    Shunryu Suzuki would used to say, to think that God is something separate and apart from us would be a mistake. When we create, we say I create, I create, I create...but we forgot the 'Big I' that creates.

    It is not God, but a hell of a lot closer notion of God. I have heard the metaphor said: Before Enlightenment there is free will. After Enlightenment, there is no free will.

    I do think many of the Zen masters make a good effort to try and incorporate the intangible divine into many Westerners notion of a separate God.

    Excellent post and excellent points!

  3. "'The philosopher Descartes said, "I think therefore I am." If you do not think, you are not, and so the universe and you are one. This is your substance, the universe's substance, and God's substance. It has no name and no form. You are God, God is you. This is the "big I," this is the path, this is the truth."

    I think Jacques Lacan's re-reading of Descartes dictum in light of psychoanalysis gets at this point too. It relies on seeing the distinction between the "I that speaks" and the "I that is spoken about," and though there are variations on it, he says "I think where I am not, therefore I am where I do not think."

    In other words, thinking effaces the being of the thinker, because thinking as such is made into an object of thought (in contrast to our subjective position as the one doing the thinking), which gets filled in with all kinds of fantasies about being a (stable, permanent) self.
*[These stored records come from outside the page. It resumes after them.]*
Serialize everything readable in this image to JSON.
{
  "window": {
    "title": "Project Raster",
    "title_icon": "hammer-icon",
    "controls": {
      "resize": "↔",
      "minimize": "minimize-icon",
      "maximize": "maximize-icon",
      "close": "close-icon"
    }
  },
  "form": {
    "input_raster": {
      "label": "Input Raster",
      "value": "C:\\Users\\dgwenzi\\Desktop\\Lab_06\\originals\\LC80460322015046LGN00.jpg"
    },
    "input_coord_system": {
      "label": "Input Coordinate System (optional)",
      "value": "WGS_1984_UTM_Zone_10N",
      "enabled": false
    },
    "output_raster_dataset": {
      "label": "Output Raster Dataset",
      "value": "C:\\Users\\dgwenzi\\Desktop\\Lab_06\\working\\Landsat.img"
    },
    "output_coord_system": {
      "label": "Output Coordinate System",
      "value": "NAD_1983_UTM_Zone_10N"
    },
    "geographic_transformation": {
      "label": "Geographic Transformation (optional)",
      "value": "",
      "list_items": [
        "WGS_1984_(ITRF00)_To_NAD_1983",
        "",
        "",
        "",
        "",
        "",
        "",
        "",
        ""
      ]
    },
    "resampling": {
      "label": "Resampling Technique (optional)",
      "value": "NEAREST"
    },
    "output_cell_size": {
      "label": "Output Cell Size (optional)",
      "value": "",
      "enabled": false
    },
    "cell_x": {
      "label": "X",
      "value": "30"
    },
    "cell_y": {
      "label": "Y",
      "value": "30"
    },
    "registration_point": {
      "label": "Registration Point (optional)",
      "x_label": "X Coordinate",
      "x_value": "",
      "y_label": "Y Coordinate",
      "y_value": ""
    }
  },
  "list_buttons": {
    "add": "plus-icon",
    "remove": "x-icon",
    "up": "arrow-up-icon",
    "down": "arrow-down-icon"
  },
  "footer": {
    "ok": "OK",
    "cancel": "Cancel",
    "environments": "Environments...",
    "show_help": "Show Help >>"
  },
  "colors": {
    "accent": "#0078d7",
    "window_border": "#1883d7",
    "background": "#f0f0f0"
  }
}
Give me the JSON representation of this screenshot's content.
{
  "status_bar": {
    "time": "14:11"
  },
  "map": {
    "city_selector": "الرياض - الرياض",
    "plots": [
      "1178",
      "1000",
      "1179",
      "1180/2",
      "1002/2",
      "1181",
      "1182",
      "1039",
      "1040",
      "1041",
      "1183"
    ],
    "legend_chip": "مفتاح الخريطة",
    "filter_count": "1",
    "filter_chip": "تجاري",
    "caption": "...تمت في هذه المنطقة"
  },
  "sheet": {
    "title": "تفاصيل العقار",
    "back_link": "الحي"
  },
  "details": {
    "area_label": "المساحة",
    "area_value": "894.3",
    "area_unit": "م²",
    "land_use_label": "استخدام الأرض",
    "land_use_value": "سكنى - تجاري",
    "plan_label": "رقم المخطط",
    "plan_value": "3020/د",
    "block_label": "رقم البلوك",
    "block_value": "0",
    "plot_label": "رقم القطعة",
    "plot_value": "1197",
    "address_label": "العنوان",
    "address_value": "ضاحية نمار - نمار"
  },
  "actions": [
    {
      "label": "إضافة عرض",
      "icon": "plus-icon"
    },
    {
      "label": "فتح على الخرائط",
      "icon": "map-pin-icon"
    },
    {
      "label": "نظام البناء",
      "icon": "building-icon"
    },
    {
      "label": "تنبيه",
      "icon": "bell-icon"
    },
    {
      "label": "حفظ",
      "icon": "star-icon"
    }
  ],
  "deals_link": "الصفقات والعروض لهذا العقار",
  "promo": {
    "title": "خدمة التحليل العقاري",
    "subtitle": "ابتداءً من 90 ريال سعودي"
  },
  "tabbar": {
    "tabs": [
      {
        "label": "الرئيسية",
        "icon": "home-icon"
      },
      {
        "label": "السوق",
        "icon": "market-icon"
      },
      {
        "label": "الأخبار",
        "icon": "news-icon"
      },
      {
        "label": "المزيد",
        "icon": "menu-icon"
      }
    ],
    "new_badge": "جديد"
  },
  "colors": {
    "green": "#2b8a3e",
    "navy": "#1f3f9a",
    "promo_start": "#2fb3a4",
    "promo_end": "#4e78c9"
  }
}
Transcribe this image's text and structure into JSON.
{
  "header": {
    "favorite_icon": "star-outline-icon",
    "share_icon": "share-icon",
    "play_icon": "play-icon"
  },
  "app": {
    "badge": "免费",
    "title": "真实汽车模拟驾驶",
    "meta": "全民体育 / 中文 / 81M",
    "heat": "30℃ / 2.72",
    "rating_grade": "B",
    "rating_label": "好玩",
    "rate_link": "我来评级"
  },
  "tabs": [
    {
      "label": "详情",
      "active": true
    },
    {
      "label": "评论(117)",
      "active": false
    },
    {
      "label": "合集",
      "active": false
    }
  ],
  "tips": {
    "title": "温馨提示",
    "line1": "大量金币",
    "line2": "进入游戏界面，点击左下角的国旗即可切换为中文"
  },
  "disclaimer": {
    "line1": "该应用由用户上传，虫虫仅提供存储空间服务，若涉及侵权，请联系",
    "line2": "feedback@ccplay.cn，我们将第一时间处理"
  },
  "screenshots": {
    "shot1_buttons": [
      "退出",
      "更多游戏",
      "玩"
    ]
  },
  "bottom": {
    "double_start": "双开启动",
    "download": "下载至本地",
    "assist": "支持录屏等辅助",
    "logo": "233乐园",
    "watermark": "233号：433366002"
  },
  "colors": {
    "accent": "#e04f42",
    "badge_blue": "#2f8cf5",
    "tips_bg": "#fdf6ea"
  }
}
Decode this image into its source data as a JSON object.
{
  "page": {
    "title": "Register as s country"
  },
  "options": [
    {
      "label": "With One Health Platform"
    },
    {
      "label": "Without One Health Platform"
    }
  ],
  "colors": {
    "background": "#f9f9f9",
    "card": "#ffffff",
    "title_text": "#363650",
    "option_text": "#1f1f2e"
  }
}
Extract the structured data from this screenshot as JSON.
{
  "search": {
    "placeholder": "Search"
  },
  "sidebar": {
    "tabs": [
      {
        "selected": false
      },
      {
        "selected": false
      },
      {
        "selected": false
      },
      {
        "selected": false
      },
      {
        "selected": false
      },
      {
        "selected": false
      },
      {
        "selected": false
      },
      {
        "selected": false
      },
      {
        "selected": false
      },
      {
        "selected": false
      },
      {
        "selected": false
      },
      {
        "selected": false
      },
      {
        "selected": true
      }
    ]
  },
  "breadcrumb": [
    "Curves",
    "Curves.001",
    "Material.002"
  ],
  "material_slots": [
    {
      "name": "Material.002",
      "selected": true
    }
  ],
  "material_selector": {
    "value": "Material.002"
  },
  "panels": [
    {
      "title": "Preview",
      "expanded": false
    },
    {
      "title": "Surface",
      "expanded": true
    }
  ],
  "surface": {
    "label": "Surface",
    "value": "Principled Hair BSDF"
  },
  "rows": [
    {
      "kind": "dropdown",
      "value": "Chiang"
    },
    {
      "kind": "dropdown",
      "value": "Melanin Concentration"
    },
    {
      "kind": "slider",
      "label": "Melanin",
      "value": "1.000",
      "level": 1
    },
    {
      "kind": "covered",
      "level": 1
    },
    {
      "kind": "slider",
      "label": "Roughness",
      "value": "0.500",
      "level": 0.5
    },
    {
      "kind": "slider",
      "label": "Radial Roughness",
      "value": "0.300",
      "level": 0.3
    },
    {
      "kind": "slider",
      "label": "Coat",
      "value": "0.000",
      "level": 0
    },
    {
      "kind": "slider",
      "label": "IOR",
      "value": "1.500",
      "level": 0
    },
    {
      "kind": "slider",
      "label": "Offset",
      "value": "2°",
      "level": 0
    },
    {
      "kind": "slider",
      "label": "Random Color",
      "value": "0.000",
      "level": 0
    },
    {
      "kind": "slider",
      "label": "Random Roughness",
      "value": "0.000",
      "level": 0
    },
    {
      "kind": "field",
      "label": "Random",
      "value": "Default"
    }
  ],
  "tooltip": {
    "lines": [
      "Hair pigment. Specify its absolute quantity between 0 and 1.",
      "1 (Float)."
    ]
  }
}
While the truth of our being, or our True Self as many Zen teachers have put it, is found where this thinking is not happening.

    Given that, I'm reminded of Dogen's teaching about hishiryo, or "nonthinking." When asked what to think in zazen, Dogen replies, "think not-thinking." The questioner asks how to do that, to which Dogen replies again, "nonthinking."

  4. I read this recently and thought it was interesting. I posted it on the Quantum Physics post, but thought it would be relevant here for those who missed it.


    Saw this, check it out:

    Buddhism and Quantum Physics

  5. "Why would a perfect being need to create humanity let alone need its love?"

    The traditional answer to this is not "God works in mysterious ways", but "We need God's love more than God needs our love". Grace, not need. God is the "telos" to all human aspirations, it's not rational, it's relational.

    Peter Kreeft used the Hindu concept of "lila" to explain the traditional theology. In some ways, "Why does God create" is just one of those unanswerable questions, a big mystery not fully open to rationality.

    Why do we create?